OKLAHOMA CITY, Okla. - Midwest Regional Medical Center, an acute care hospital and for-profit Oklahoma limited liability corporation, violated federal law by firing an employee because of her cancer and cancer treatment, the U.S. Equal Employment Opportunity Commission (EEOC) charged in a lawsuit it filed today.
According to the EEOC's suit, Janice Withers was hired by Midwest Regional Medical Center on Oct. 3, 2011, as a nurse aide. In late December 2011, Withers advised her supervisor, Registered Nurse Susan Milan, that she had recently been diagnosed with cancer and would undergo radiation treatment during the period January through February 2012. At that time, Milan offered Withers a leave of absence, but Withers indicated she wanted to try and work during the treatment.

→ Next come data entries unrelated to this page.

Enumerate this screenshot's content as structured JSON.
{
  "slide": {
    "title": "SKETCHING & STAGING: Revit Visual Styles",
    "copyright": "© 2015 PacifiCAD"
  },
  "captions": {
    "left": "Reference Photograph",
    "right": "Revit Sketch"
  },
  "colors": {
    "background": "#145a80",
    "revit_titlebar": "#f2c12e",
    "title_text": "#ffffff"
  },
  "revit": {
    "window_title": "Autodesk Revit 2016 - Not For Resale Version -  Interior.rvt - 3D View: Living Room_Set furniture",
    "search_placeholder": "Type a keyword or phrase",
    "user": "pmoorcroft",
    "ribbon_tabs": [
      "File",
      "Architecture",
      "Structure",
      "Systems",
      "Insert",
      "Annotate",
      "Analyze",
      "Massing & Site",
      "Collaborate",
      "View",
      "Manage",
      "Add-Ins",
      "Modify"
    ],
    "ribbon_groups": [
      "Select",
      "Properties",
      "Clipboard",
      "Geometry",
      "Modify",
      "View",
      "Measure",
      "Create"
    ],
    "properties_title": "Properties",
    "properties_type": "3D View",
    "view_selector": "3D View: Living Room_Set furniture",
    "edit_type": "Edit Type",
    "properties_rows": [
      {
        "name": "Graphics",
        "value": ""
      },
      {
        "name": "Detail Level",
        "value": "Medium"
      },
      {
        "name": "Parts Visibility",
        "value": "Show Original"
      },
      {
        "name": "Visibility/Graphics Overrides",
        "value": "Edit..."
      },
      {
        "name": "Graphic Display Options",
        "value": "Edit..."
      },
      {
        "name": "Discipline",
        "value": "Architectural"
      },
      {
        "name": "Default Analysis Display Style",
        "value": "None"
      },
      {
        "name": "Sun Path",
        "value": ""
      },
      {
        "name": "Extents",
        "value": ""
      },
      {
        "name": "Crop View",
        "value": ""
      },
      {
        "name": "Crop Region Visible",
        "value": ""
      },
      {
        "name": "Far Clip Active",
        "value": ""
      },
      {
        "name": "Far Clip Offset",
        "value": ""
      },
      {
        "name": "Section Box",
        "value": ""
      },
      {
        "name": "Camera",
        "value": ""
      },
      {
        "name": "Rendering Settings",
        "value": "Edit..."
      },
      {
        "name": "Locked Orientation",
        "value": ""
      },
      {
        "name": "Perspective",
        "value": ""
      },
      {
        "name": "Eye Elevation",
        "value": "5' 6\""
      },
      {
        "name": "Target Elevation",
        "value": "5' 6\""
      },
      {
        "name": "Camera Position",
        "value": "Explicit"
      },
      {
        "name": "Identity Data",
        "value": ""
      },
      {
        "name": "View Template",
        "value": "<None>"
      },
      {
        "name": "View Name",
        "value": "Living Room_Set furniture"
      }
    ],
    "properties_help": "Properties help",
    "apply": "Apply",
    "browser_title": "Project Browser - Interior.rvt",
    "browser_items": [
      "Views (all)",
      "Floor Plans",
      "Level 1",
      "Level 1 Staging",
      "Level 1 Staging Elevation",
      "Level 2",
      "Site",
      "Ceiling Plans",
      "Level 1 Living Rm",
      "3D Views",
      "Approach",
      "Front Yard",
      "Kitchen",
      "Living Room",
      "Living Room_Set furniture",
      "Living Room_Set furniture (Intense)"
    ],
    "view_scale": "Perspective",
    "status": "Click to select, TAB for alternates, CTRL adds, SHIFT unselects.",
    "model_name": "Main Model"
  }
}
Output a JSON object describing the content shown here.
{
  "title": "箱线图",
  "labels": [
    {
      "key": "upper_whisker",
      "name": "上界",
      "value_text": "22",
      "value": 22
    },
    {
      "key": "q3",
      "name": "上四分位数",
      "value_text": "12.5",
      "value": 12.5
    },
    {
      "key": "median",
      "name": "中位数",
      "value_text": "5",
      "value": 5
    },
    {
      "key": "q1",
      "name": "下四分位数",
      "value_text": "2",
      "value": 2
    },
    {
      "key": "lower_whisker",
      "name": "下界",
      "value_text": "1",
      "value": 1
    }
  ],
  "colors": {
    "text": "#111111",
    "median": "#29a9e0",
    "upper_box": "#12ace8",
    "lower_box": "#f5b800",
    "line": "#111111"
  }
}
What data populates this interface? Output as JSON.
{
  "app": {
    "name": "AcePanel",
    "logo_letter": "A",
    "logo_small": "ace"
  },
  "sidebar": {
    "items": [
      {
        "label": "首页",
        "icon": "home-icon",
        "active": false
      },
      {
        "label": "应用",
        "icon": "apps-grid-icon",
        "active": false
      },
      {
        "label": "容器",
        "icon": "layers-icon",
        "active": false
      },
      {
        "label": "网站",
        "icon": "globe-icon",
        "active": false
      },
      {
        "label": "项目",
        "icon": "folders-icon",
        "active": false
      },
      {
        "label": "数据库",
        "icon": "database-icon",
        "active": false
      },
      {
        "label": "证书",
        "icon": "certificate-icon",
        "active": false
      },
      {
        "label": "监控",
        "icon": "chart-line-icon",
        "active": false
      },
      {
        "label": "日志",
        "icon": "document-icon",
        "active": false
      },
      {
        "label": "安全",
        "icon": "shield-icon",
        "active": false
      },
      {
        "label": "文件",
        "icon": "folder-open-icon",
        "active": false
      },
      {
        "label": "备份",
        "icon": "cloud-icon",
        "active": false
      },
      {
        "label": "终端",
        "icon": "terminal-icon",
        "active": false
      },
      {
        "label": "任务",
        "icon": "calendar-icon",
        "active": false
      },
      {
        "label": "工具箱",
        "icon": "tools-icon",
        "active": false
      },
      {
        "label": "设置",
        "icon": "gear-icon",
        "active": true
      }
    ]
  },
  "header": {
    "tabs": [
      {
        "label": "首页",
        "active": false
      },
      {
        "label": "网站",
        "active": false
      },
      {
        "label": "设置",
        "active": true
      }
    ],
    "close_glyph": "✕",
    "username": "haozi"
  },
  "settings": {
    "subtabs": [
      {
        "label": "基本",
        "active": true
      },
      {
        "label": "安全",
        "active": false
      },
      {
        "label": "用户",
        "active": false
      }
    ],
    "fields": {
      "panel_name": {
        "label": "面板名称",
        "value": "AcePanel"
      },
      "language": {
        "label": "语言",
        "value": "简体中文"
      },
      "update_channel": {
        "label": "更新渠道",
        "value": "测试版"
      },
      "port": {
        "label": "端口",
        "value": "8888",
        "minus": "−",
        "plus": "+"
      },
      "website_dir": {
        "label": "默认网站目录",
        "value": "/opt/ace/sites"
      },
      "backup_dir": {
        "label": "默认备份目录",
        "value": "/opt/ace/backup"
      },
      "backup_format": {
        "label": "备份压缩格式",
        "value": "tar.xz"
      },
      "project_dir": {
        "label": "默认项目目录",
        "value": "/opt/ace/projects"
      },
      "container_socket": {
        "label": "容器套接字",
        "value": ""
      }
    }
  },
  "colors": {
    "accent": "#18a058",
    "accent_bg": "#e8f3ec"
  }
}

Milan advised Withers that her cancer and treatment would not be a problem and would not affect her employment.
Withers concluded radiation treatment, but called in sick because of nausea and fatigue, the residual side effects of this treatment, on March 2 through March 4, 2012. On March 5, Milan contacted Withers by telephone and advised that she was placing her on a further leave of absence until March 12, telling her to "get rested up from the radiation." Milan sent Withers a letter, dated March 5, memorializing that she had been placed on a leave of absence until March 12. The letter provided that Withers was expected to obtain an unrestricted release to work, and return to work no later than March 12.
However, on March 12, Milan told Withers that she was discharged as of March 9 for "no call/no show." The EEOC said that Withers could have returned to work on March 12 and performed her essential job functions with or without reasonable accommodation had she been permitted to do so by her employer.
Such alleged conduct violates the Americans with Disabilities Act of 1990. The EEOC filed its lawsuit in U.S. District Court for the Western District of Oklahoma (EEOC v. Midwest Regional Medical Center, Civil Case No.: CIV-13-789-M) after first attempting to reach a pre-litigation settlement through its conciliation process. The EEOC's suit seeks back pay, compensatory and punitive damages and reinstatement or front pay for Withers, as well as injunctive relief, including a court order prohibiting Midwest Regional Medical Center from any further discrimination against employees because of their disability.
"The ADA has long prohibited a private employer from discriminating against applicants or employees because of their disability," said Barbara A. Seely, regional attorney of the EEOC's St. Louis District Office. "Instead of simply solving this situation, which it easily could have done, the hospital chose to violate established civil rights of disabled employees. Through this litigation, we hope that this employer will come to better understand and assume its obligations under the law."
The EEOC is responsible for enforcing federal laws against employment discrimination. Further information is available at www.eeoc.gov.